So we have a situation where some people working for the government are allowed to invoke Allah when taking a vow, while others are not. There’s probably some logic behind that, but it escapes me. As I’ve said before, I think that you should either be allowed to swear to any god that tickles your fancy, or to no god at all. And I’d prefer that last option.

Bus campaign

Last year, buses were driving through London with a quote from the bible, and an url. On that website it is stated as fact that if you do not accept Jesus as your Lord and Saviour™ you will be condemned to suffer an eternity of torment in hell.

As a reaction to that generous and loving sentiment, Ariane Sherine started a counter campaign. As of today 800 buses with the slogan “There’s probably no god. Now stop worrying and enjoy your life” are riding all through the UK.
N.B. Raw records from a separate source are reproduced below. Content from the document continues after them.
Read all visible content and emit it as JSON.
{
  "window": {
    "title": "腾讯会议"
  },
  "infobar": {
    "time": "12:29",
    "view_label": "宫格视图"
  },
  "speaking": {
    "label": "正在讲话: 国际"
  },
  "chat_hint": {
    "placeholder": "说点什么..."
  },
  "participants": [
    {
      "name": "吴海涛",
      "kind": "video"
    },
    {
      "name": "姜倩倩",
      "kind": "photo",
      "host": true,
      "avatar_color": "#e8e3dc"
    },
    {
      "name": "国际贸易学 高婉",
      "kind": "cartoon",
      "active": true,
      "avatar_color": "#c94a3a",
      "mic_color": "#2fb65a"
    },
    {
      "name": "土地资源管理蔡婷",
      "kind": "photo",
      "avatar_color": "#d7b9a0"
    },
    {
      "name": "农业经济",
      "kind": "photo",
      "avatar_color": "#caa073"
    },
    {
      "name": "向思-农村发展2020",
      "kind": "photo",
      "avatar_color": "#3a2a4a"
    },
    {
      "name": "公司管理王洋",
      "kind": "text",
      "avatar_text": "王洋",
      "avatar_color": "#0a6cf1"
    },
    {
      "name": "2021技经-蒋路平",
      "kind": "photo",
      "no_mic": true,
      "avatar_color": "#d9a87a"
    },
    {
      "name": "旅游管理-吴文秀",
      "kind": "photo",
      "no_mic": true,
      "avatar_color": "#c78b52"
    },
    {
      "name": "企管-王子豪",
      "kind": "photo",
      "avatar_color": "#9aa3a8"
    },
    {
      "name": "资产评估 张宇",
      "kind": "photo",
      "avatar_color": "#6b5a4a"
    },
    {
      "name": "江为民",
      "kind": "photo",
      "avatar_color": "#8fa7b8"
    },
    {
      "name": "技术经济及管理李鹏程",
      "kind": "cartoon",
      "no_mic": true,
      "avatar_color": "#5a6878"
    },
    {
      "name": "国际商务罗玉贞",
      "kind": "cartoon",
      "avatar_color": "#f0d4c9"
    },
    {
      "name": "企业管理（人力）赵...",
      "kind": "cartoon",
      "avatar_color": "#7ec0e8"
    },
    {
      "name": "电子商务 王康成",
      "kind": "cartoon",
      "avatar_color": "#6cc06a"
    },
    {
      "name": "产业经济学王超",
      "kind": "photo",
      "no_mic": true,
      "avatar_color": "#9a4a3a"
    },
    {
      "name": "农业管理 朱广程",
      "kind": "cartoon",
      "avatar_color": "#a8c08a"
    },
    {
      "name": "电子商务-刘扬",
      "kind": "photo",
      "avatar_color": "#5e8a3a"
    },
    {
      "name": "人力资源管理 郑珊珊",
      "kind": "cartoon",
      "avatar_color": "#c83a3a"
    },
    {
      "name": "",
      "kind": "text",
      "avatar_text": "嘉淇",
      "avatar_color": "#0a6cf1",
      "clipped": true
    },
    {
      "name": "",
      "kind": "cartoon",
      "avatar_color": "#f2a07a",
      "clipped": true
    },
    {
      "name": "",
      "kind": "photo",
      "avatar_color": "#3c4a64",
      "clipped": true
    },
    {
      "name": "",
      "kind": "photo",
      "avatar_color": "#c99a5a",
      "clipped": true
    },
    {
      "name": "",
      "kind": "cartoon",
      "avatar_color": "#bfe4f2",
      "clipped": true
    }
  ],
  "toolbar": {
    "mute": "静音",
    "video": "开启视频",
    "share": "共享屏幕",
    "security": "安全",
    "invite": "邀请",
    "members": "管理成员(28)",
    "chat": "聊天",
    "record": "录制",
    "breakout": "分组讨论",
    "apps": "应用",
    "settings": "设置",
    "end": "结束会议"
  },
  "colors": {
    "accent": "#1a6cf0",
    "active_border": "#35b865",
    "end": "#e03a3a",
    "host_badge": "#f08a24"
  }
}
There's probably no god. Now stop worrying and enjoy your life.

Advocates of religion often claim that without (their) god, life is meaningless. It isn’t. If you don’t believe in gods or an afterlife, this is all you got. And for me, that alone makes it more meaningful than a life where all your strings are pulled by some god or one where you are only doing good because you’re threatened with eternal damnation. Life is not merely a prelude to eternal life in paradise. It is all you got, and you gotta give it meaning yourself.

You can call me faithless

By now, it should come as no surprise that I do not believe in a god. I’ve been there and done that. When I started to really think about it all, it didn’t hold up and I let it go. It’s only that in the last few years, I kept thinking and reading about religion (as it keeps intriguing me) and I started to feel the need to speak out more. So I did.

When I had written some posts on religious issues, I figured I needed an appropriate category. I took a line from the Rush song Faithless, which seemed appropriate, but also has a nice ring to it.

I don’t have faith in faith
I don’t believe in belief
You can call me faithless
You can call me faithless
But I still cling to hope and I believe in love
And that’s faith enough for me